There was a long-term study started at Stanford in the 1960s where the researchers put hungry four year olds in a room with a marshmallow on a table and told them not to eat it. They were told that if they didn’t eat it, when the researcher came back from running an errand they would get two marshmallows.
Some of the kids ate the marshmallow as soon as the adult left the room. Some thought about it for a while and then ate the marshmallow and others (about a third) waited until the researcher returned and got the two marshmallows. So far, so predictable.
But the researchers followed the children and years later checked up on how they were doing. The group that waited for the two marshmallows had more successful marriages, higher incomes, greater career satisfaction, better health, and — according to the study — more fulfilling lives.

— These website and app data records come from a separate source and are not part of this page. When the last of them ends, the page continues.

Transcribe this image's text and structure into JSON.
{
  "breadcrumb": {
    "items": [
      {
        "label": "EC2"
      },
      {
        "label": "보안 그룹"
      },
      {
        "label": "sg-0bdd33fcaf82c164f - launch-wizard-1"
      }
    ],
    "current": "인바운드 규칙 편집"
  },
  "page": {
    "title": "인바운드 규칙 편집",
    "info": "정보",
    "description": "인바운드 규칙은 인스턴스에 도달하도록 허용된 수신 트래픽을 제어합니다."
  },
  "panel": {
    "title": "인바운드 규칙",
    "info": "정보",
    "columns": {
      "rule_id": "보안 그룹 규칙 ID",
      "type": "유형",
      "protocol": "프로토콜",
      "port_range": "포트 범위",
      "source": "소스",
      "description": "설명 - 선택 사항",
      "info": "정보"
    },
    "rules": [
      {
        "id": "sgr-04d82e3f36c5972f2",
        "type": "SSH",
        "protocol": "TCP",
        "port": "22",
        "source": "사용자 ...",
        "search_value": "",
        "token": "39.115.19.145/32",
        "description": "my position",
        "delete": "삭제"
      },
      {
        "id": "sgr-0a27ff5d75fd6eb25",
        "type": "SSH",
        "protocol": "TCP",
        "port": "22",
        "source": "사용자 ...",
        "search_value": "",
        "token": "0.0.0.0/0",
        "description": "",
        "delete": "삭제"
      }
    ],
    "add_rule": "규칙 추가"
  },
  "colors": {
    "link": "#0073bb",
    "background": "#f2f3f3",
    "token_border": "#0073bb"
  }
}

Apparently it’s all about your ability to control your impulses, something that Julian Savulescu is saying at the conference here in Oxford could be an important aspect of human enhancement.
More about the marshmallow experiment here.